**EXTRACTED RECORDS**
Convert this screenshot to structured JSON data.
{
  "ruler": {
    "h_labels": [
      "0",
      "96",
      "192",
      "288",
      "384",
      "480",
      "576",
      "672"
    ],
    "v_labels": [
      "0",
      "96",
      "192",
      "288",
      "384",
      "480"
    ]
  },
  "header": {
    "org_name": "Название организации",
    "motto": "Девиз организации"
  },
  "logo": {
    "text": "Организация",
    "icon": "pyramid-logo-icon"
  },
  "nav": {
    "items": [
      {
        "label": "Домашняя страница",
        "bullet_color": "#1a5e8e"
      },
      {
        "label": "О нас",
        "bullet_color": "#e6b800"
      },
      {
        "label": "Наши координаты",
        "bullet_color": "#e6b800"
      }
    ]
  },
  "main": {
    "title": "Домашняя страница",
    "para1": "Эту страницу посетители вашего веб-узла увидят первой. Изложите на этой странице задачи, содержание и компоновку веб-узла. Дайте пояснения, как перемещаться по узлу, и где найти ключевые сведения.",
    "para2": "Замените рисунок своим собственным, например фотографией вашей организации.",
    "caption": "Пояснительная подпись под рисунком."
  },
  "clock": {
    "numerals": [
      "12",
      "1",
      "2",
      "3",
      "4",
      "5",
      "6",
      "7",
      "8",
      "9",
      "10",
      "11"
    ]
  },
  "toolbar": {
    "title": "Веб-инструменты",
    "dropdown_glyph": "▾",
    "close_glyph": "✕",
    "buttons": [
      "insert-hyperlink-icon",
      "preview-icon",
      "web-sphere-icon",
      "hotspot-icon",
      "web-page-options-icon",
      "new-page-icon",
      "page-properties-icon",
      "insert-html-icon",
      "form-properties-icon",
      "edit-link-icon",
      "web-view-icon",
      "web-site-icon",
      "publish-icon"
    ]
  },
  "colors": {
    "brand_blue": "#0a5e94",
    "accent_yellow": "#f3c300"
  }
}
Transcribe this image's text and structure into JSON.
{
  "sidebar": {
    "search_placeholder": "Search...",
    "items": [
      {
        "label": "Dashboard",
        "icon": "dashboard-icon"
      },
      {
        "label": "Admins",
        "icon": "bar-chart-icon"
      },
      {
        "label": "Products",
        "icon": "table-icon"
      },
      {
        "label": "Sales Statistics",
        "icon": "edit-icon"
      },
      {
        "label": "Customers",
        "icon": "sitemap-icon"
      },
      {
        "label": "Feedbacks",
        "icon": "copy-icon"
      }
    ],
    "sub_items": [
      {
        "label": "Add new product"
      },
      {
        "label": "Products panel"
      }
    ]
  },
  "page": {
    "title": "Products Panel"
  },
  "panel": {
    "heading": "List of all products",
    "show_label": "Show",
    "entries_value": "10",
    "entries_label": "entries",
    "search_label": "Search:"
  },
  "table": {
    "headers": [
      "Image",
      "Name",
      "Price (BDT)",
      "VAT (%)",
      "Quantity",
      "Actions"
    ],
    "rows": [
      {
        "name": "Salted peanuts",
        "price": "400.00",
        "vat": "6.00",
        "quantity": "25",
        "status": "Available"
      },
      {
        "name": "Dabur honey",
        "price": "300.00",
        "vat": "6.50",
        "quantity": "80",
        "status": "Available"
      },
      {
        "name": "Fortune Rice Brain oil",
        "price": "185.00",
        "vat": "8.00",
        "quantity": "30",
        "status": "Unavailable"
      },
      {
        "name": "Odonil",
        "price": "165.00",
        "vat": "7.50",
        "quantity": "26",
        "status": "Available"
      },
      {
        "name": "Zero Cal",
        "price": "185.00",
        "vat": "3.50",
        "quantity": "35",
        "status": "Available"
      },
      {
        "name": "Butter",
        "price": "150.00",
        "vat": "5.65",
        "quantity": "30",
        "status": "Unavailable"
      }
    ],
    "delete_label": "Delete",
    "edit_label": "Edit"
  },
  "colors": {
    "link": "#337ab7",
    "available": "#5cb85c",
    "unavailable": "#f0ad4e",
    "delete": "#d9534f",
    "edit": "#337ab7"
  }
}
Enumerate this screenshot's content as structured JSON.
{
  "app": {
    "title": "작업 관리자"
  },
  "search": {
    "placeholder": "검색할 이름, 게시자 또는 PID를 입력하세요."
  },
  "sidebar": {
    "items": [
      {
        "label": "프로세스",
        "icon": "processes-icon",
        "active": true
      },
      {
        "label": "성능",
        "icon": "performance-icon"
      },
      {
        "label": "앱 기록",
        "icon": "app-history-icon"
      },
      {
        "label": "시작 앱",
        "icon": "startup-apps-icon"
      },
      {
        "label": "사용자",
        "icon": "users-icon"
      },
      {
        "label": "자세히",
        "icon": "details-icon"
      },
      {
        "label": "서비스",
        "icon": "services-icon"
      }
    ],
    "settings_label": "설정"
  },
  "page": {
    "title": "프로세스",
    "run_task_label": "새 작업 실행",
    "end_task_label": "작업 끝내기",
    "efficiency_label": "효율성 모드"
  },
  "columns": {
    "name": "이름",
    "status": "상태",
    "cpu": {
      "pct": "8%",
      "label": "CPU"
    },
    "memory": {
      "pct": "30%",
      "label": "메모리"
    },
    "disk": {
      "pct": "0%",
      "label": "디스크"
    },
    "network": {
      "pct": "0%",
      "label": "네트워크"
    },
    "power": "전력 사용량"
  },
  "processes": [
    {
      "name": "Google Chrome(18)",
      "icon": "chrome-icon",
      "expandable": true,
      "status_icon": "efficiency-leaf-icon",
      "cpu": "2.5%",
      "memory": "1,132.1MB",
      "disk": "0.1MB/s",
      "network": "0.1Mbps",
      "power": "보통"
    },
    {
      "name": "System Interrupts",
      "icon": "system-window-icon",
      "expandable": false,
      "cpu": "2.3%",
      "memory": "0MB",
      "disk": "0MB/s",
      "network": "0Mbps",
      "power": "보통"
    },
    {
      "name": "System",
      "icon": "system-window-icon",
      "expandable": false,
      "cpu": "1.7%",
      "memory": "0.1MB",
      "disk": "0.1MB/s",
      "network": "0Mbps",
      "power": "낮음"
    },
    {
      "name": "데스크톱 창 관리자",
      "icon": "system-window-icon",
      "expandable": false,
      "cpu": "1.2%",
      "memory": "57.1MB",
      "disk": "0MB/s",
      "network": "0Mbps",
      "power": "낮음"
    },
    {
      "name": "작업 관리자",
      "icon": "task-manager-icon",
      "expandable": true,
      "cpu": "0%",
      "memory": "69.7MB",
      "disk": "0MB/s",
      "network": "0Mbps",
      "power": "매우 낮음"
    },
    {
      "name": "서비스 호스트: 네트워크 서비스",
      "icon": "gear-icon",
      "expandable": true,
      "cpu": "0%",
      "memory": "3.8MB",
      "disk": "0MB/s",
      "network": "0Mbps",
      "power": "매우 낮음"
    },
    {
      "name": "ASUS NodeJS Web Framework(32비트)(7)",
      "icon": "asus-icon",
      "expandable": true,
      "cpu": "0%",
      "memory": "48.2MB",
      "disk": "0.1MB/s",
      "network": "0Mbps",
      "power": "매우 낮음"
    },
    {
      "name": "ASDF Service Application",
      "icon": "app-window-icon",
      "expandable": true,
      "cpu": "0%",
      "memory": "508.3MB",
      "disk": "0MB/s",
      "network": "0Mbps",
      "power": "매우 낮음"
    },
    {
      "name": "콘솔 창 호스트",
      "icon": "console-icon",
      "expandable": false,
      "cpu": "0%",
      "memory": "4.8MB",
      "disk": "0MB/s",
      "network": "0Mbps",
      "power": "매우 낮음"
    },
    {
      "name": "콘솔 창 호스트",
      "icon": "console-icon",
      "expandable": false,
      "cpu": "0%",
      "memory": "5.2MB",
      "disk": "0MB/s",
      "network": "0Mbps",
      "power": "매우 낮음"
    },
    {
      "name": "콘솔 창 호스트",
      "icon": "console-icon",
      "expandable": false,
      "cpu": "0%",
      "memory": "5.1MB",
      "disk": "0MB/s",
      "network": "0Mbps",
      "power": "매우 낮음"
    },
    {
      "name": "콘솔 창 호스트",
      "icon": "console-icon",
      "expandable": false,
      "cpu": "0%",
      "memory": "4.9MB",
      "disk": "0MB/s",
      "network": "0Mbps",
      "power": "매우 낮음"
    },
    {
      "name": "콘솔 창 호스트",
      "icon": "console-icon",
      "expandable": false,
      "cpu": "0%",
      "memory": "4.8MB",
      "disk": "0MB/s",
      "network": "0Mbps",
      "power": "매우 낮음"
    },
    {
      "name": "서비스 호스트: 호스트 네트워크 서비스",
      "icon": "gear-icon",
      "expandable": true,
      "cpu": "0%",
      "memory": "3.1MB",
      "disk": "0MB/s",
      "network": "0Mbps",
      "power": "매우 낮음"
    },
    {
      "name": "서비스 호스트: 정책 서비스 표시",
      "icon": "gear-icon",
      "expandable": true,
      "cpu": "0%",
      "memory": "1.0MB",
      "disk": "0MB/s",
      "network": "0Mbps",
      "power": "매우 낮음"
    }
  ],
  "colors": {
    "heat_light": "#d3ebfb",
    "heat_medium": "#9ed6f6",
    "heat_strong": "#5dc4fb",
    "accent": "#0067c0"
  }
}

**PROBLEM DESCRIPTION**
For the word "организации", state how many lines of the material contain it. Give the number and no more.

**EXPECTED ANSWER**
3